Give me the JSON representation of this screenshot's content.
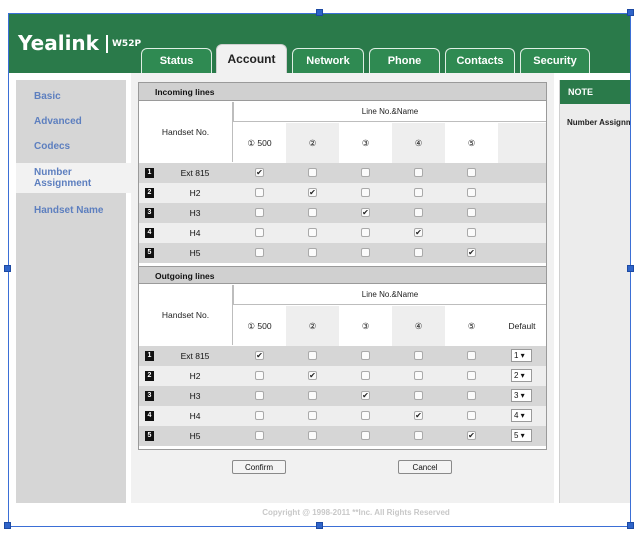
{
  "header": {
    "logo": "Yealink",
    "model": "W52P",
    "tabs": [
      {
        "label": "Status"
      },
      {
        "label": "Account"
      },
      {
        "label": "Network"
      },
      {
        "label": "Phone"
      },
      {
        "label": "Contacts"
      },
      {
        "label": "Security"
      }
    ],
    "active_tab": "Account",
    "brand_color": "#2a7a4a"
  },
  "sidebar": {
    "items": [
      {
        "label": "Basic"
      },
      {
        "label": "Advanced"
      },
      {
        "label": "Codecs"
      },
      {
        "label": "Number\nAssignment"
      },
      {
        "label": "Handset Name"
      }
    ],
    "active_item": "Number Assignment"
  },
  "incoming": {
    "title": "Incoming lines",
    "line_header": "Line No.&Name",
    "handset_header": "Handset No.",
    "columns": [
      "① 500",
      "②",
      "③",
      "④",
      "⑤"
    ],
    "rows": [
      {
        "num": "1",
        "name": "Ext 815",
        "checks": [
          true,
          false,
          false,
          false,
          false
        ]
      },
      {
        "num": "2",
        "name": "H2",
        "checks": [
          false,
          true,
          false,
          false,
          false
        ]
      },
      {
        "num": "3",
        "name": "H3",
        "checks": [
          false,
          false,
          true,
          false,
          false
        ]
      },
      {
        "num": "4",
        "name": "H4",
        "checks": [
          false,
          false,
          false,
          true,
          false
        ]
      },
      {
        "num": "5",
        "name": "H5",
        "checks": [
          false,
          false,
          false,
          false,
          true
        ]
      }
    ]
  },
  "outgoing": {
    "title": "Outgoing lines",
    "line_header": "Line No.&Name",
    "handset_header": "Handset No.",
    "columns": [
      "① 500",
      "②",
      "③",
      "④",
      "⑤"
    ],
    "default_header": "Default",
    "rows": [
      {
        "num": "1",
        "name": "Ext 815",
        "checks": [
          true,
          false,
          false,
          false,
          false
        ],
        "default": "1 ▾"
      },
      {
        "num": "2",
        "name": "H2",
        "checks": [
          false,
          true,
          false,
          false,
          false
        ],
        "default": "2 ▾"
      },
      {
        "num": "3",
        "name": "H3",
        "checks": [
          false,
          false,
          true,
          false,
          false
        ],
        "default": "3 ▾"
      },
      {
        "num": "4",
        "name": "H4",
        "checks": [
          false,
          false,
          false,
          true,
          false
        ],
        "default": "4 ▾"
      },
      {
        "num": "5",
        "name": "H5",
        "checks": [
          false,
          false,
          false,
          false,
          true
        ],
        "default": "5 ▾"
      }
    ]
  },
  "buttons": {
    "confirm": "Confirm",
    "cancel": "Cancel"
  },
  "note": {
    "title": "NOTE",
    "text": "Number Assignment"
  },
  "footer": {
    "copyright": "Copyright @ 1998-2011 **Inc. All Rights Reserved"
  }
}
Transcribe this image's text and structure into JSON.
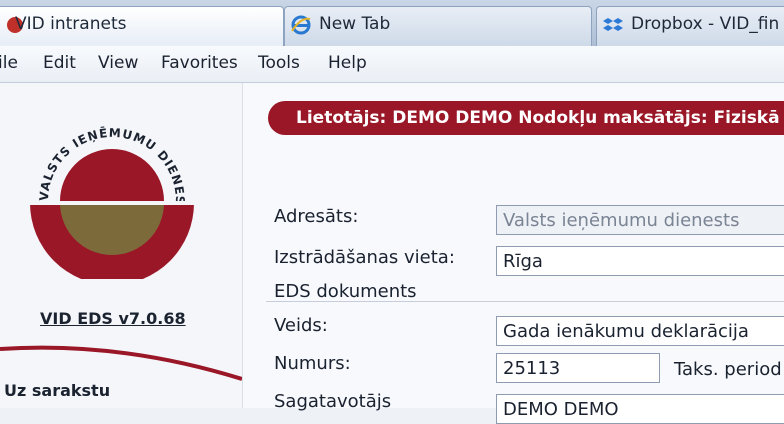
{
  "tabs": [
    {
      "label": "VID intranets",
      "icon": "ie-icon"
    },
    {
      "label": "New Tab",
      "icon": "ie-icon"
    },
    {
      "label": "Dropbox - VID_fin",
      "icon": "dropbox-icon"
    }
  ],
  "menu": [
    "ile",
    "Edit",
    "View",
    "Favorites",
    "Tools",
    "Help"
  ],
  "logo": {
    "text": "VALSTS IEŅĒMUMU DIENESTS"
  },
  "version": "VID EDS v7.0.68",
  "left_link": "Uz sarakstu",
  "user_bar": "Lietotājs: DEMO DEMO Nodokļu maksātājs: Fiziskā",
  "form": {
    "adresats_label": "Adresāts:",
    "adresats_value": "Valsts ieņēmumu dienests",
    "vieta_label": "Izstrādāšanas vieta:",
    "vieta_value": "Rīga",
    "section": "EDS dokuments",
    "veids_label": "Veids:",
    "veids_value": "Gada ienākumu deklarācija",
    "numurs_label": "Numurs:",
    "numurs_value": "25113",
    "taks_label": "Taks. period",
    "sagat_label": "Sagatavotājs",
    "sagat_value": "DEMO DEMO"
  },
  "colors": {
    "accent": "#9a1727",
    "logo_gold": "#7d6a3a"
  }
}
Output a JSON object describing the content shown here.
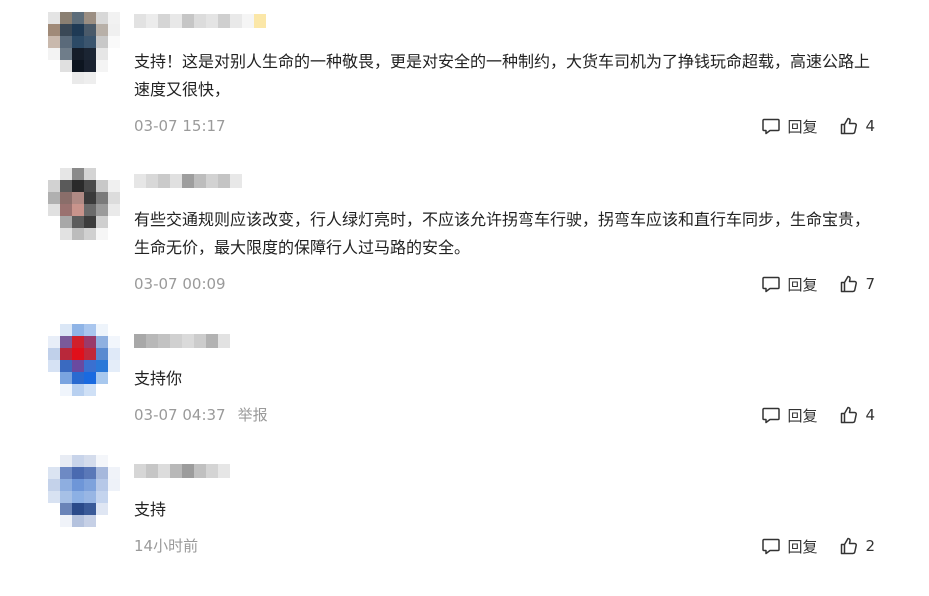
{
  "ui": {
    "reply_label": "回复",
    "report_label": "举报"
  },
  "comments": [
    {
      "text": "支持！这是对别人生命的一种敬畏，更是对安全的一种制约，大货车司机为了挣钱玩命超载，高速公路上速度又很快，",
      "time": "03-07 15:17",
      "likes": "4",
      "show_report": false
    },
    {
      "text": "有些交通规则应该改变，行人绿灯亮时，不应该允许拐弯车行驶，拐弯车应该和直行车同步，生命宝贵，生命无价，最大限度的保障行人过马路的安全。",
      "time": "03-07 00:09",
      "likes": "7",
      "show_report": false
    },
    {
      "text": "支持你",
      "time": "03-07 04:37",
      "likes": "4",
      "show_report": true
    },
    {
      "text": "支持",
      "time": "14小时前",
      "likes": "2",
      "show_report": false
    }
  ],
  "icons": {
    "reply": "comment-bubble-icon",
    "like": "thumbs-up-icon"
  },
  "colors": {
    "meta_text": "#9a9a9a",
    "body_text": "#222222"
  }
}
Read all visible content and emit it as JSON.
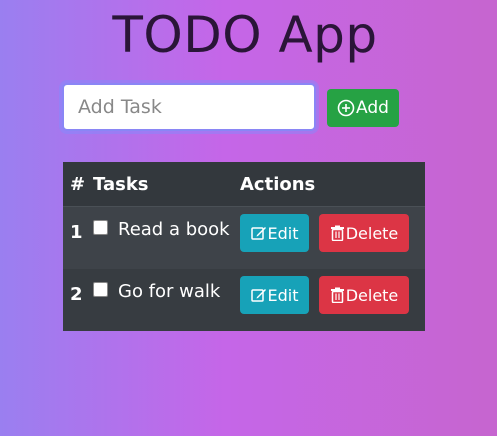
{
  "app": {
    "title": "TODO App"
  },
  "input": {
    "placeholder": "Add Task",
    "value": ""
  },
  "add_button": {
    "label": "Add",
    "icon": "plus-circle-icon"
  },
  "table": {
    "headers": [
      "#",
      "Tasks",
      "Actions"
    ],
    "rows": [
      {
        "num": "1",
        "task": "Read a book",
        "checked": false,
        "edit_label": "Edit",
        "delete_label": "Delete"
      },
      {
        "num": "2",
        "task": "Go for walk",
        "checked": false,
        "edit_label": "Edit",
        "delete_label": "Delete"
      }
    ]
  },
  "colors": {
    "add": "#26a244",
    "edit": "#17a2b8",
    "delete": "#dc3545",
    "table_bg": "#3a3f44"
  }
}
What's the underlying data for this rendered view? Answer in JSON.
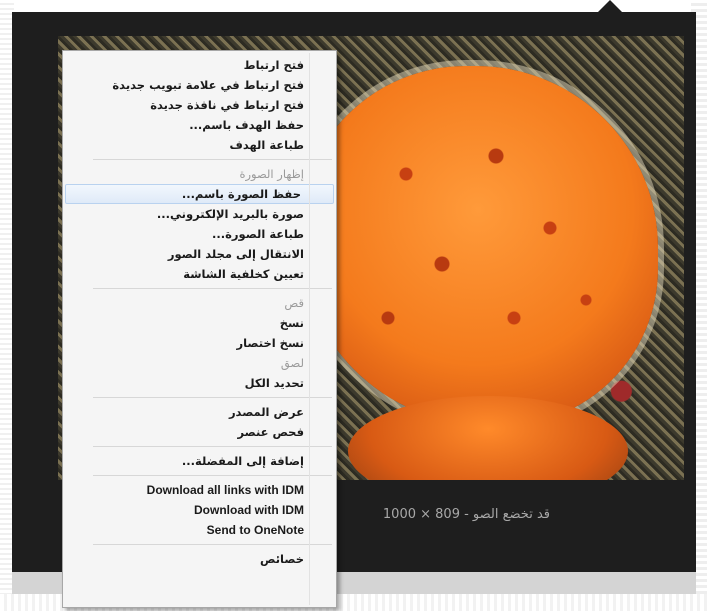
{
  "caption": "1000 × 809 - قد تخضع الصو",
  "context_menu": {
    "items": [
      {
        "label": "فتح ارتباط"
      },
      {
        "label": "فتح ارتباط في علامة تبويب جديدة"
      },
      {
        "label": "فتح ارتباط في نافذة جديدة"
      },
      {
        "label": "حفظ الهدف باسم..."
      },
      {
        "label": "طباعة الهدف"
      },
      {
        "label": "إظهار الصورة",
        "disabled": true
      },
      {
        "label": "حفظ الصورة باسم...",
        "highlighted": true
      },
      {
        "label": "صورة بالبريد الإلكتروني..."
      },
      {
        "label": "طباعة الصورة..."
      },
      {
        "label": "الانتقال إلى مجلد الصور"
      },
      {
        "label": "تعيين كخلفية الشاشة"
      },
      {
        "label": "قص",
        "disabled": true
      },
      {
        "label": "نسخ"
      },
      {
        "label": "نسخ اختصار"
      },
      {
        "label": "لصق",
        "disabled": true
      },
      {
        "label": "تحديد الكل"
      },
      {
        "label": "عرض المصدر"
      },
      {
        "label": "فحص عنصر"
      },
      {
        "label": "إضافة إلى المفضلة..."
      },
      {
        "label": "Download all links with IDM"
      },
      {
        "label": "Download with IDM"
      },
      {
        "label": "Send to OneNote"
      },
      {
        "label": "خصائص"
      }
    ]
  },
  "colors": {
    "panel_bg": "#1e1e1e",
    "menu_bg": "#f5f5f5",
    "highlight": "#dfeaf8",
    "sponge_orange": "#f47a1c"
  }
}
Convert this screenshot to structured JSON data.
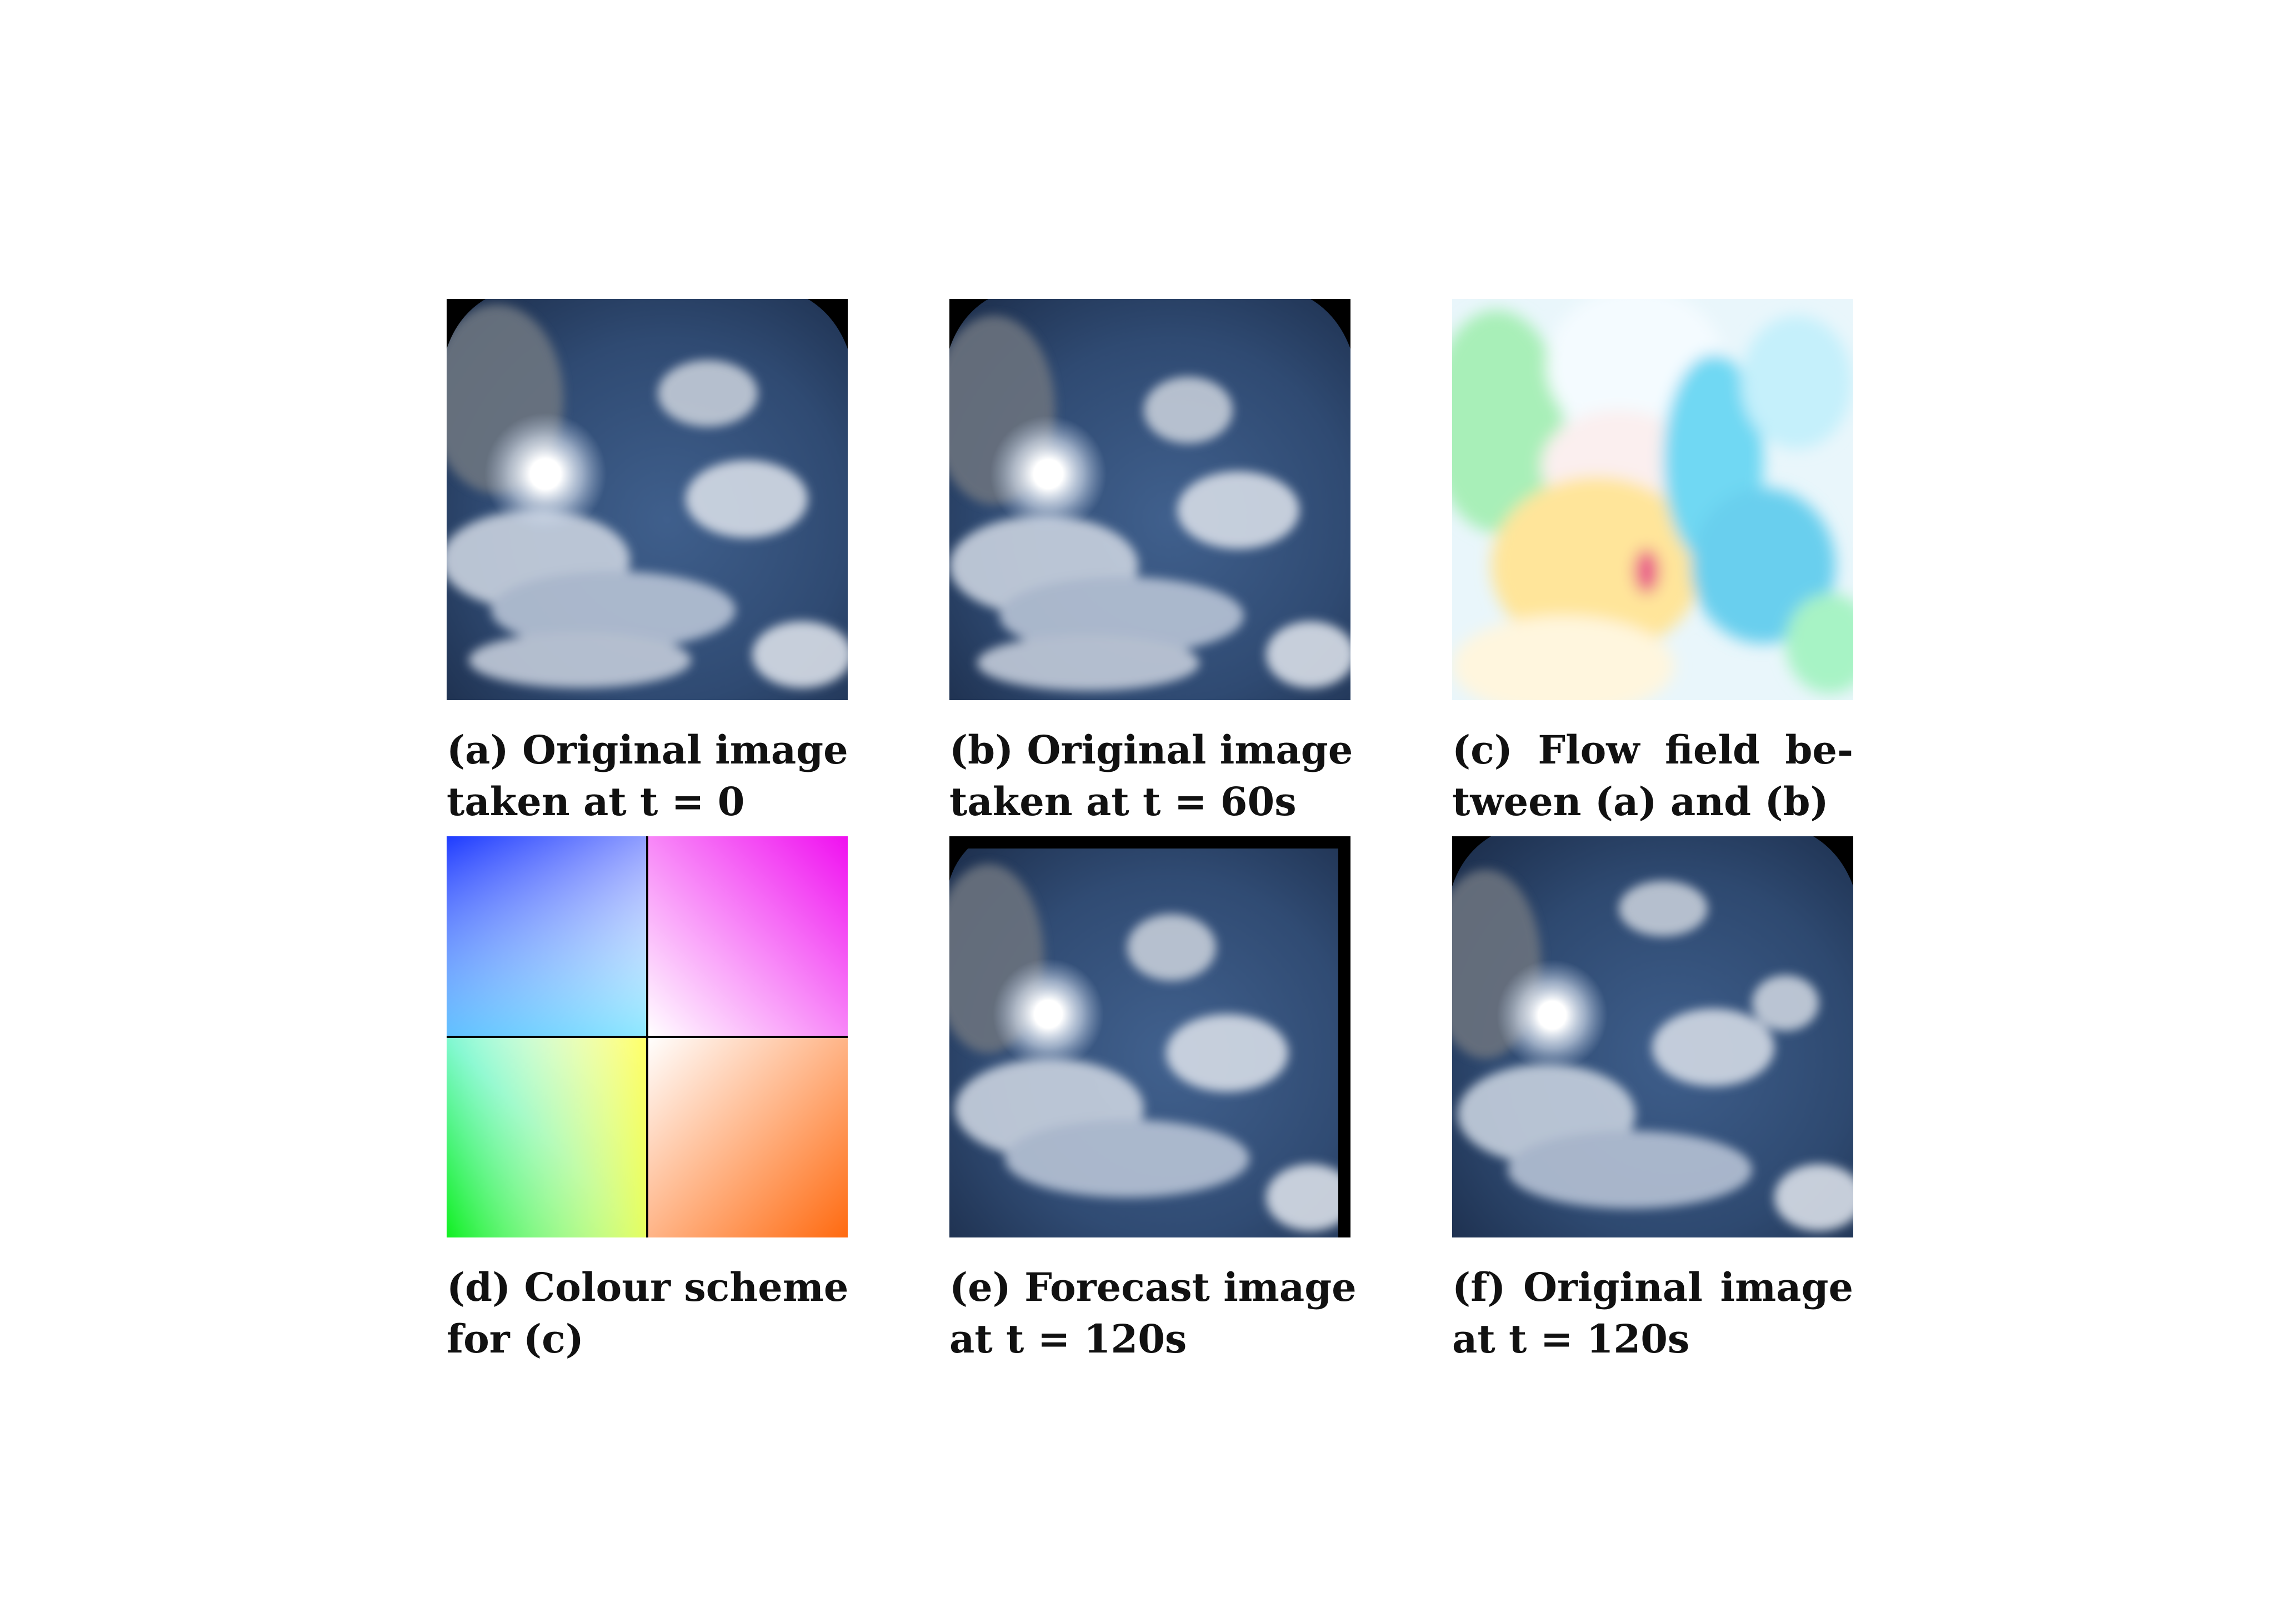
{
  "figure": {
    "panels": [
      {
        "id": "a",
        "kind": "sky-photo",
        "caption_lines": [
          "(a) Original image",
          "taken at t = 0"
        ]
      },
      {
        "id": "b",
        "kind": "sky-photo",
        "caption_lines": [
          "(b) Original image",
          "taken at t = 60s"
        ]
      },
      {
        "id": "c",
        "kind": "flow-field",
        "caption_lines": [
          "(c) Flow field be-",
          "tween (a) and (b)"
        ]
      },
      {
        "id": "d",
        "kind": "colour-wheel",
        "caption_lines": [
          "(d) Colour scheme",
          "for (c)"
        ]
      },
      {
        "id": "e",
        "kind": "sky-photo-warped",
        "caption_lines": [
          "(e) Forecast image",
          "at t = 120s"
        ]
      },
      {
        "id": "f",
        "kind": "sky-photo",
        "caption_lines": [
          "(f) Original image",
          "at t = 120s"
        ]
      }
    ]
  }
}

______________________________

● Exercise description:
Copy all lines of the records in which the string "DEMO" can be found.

● Problem solution:
  "user_bar": "Lietotājs: DEMO DEMO Nodokļu maksātājs: Fiziskā",
    "sagat_value": "DEMO DEMO"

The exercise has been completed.